— Activity —
No pictures should be carried over. Output all other parts of the entries verbatim.

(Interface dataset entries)
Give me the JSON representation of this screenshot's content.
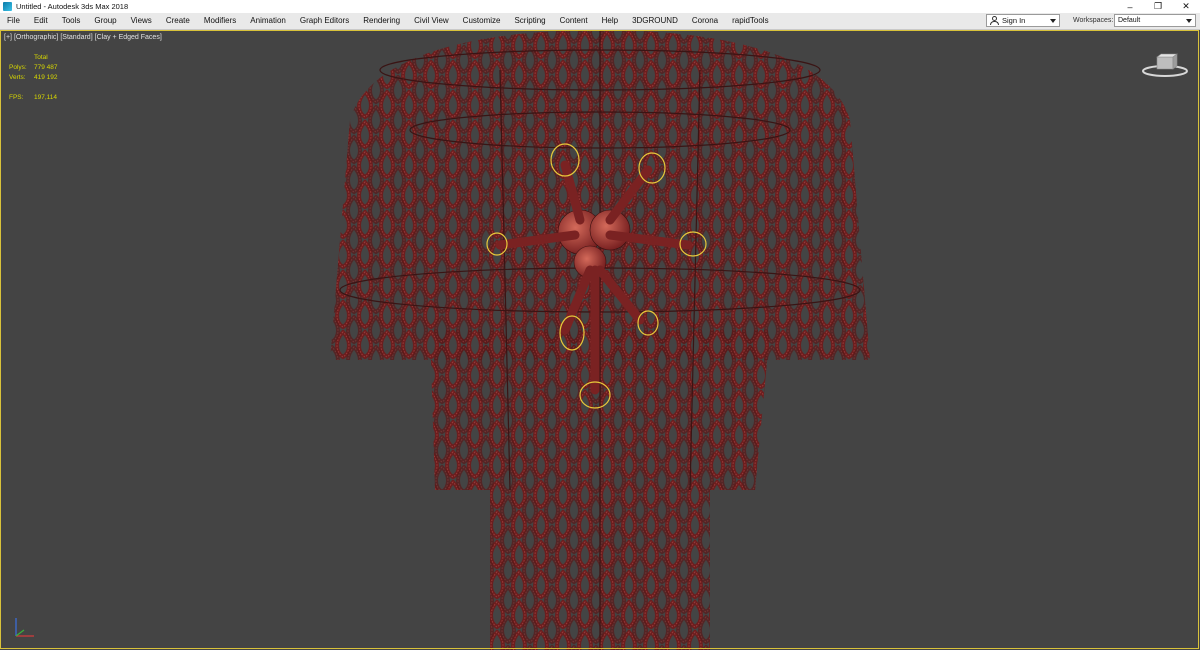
{
  "window": {
    "title": "Untitled - Autodesk 3ds Max 2018"
  },
  "menu": [
    "File",
    "Edit",
    "Tools",
    "Group",
    "Views",
    "Create",
    "Modifiers",
    "Animation",
    "Graph Editors",
    "Rendering",
    "Civil View",
    "Customize",
    "Scripting",
    "Content",
    "Help",
    "3DGROUND",
    "Corona",
    "rapidTools"
  ],
  "signin": {
    "label": "Sign In"
  },
  "workspaces": {
    "label": "Workspaces:",
    "value": "Default"
  },
  "viewport": {
    "label": [
      "[+]",
      "[Orthographic]",
      "[Standard]",
      "[Clay + Edged Faces]"
    ],
    "stats": {
      "header": "Total",
      "polys_label": "Polys:",
      "polys": "779 487",
      "verts_label": "Verts:",
      "verts": "419 192",
      "fps_label": "FPS:",
      "fps": "197,114"
    }
  },
  "colors": {
    "model": "#6b1e1e",
    "model_light": "#9a3a3a",
    "selection": "#e8c93a",
    "viewport_bg": "#444444",
    "stats_text": "#d7d700"
  },
  "icons": [
    "app-icon",
    "minimize-icon",
    "restore-icon",
    "close-icon",
    "user-icon",
    "viewcube-icon",
    "axis-tripod-icon"
  ]
}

— Response to the task —
Give me the JSON representation of this screenshot's content.
{
  "window": {
    "title": "Untitled - Autodesk 3ds Max 2018"
  },
  "menu": [
    "File",
    "Edit",
    "Tools",
    "Group",
    "Views",
    "Create",
    "Modifiers",
    "Animation",
    "Graph Editors",
    "Rendering",
    "Civil View",
    "Customize",
    "Scripting",
    "Content",
    "Help",
    "3DGROUND",
    "Corona",
    "rapidTools"
  ],
  "signin": {
    "label": "Sign In"
  },
  "workspaces": {
    "label": "Workspaces:",
    "value": "Default"
  },
  "viewport": {
    "label": [
      "[+]",
      "[Orthographic]",
      "[Standard]",
      "[Clay + Edged Faces]"
    ],
    "stats": {
      "header": "Total",
      "polys_label": "Polys:",
      "polys": "779 487",
      "verts_label": "Verts:",
      "verts": "419 192",
      "fps_label": "FPS:",
      "fps": "197,114"
    }
  },
  "colors": {
    "model": "#6b1e1e",
    "model_light": "#9a3a3a",
    "selection": "#e8c93a",
    "viewport_bg": "#444444",
    "stats_text": "#d7d700"
  },
  "icons": [
    "app-icon",
    "minimize-icon",
    "restore-icon",
    "close-icon",
    "user-icon",
    "viewcube-icon",
    "axis-tripod-icon"
  ]
}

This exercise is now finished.